Hot Paper

Immunology
Immunology
C.S. Hsieh, S.E. Macatonia, C.S. Tripp, S.F. Wolf, A. Ogarra, K.M. Murphy, "Development of TH1 CD4+ T cells through IL-12 produced by Listeria-induced macrophages," Science, 260:547-9, 1993. (Cited in 170 publications through December 1994) Comments by Kenneth M. Murphy This paper describes a mechanism of T-cell development during an immune response; specifically, it deals with the role of the cytokine interleukin 12 (IL-12) in determining which form of the T-helper (TH) population will domina
Environmental Chemistry
Environmental Chemistry
E.C. Tuazon, R. Atkinson, "Tropospheric degradation products of CH2FCF3 (HFC-134a)," Journal of Atmospheric Chemistry, 16:301-12, 1993. (Cited in 10 publications through October 1994) Comments by Roger Atkinson The primary aim of this paper, according to its authors, was to evaluate the fate of the compound HFC-134a, one of a group of potential replacements for chlorofluorocarbons (CFCs). These replacements are being examined as part of the "Alternative Fluorocarbon Environmental Acceptability

Technology

Hardware Systems Innovations Bring A 'Renaissance' To Microscopy
Hardware Systems Innovations Bring A 'Renaissance' To Microscopy
Selective microzapping_dubbed laser ablation, a highly accurate technique of micromanipulation that enables researchers to burn off or cut through cellular material without destroying surrounding tissue_offers exciting possibilities as a research tool. However, its benefits have been somewhat compromised because most conventional laser- ablation systems operate at fixed wavelengths, and use open- beam configurations that require great care in maintaining alignment. Often a system must be perfe

New Products

New Products
New Products
OmniFit Introduces Reagent BottlesFor Liquid Handling Systems Genzyme Offers Mouse And Human Cytokine ELISA Kits Hybridization Oven Goes Mini Larger Syringe Filters Available From Gelman Sciences Human TGF Beta-1 Antibody Reagent Anti-Thymine Dimer Monoclonal AntibodyFor Non-Radioactive DNA Probe Detection Wallac's New Cassettes Expand The Range Of MicroBeta PLUS Promega Unveils Protein Labeling And Detection System RevPro Adds FeaturesTo Table-Top Centrifuges Bal-Tec Announces Changes To Freez

Profession
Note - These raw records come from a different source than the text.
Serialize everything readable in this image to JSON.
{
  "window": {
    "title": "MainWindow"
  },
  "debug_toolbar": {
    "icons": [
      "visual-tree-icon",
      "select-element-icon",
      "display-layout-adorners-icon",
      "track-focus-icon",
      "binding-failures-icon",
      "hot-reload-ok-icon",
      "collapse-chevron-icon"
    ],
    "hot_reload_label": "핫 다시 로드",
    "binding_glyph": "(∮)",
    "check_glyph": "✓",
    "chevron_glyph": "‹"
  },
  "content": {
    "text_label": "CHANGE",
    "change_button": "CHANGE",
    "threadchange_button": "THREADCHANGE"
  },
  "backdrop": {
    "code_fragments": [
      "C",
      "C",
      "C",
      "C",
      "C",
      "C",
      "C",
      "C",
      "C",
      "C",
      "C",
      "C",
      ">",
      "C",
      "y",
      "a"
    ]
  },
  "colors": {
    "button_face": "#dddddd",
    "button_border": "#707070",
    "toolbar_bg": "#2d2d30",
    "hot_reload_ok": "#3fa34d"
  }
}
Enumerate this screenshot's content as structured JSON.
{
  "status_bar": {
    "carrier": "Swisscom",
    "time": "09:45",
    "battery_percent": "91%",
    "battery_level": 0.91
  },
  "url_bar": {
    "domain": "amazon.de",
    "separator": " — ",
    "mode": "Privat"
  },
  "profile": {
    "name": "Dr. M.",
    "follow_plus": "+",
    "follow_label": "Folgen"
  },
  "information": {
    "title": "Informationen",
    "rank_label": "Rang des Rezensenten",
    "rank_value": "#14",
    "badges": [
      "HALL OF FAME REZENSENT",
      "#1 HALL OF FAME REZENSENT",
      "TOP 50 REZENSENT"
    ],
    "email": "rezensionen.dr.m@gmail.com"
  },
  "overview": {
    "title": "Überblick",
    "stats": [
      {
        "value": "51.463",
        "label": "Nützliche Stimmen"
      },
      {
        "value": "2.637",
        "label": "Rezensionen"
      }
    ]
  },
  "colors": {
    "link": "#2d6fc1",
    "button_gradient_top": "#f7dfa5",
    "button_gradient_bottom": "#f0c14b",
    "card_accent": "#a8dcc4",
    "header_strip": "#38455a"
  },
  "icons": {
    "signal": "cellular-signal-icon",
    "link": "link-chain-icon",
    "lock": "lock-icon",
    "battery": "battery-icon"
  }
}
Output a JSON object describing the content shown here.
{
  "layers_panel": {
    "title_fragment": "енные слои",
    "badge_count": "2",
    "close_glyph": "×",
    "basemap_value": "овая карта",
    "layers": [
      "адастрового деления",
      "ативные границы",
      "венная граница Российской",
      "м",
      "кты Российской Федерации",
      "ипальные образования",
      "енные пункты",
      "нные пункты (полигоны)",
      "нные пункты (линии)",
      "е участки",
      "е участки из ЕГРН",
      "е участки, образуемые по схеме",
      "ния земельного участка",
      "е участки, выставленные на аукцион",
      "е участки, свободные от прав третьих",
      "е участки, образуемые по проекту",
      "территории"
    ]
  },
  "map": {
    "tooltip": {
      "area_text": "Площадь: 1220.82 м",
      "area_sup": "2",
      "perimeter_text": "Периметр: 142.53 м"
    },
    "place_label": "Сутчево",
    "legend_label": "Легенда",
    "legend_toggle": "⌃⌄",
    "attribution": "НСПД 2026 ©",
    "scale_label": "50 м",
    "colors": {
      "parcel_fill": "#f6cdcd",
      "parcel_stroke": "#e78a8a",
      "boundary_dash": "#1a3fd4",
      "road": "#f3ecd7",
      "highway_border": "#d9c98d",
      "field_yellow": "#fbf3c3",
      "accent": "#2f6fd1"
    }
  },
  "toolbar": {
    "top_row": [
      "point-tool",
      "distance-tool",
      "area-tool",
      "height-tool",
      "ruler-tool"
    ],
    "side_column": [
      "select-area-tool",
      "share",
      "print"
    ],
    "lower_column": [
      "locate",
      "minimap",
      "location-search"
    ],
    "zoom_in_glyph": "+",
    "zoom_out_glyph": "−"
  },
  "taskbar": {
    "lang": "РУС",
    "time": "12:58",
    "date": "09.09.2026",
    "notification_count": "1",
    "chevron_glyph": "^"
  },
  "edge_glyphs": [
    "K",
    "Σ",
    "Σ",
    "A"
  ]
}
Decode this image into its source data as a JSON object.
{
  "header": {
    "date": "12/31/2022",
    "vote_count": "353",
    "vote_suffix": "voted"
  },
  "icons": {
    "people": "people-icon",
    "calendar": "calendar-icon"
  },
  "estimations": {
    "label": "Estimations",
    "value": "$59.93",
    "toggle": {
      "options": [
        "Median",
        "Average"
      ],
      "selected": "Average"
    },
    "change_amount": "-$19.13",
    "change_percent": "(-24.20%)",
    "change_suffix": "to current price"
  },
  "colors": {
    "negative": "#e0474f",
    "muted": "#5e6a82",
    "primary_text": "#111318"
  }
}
Industry Becomes More Hospitable To The Scientist As New Mother
Industry Becomes More Hospitable To The Scientist As New Mother
The challenge of successfully combining the demands of family and career may be easing for women scientists in industry. With increasing numbers of women opting to work in private- sector research laboratories--and in the wake of the Family and Medical Leave Act of 1993--many firms have revamped maternity-leave policies to better accommodate new parenthood and the transition back to work. The recently enacted federal law ensures workers in companies with 50 or more employees 12 weeks of unpaid,
For 1950 Pennsylvania Grad, It's Back To School As Chairman Of University's Board Of Trustees, Japan Prize Honors A Biologist And His Field; Obituary
For 1950 Pennsylvania Grad, It's Back To School As Chairman Of University's Board Of Trustees, Japan Prize Honors A Biologist And His Field; Obituary
For 1950 Pennsylvania Grad, P. Roy Vagelos, It's Back To School As Chairman Of University's Board Of Trustees Japan Prize Honors A Biologist And His Field Obituary -- Betty McGee Vetter P. Roy Vagelos, who recently retired as chairman of the board of directors and chief executive officer of Merck and Co. Inc. in Whitehouse Station, N.J., assumed office as chairman of the University of Pennsylvania's board of trustees in October. He had been a member of the board since 1988. According to Va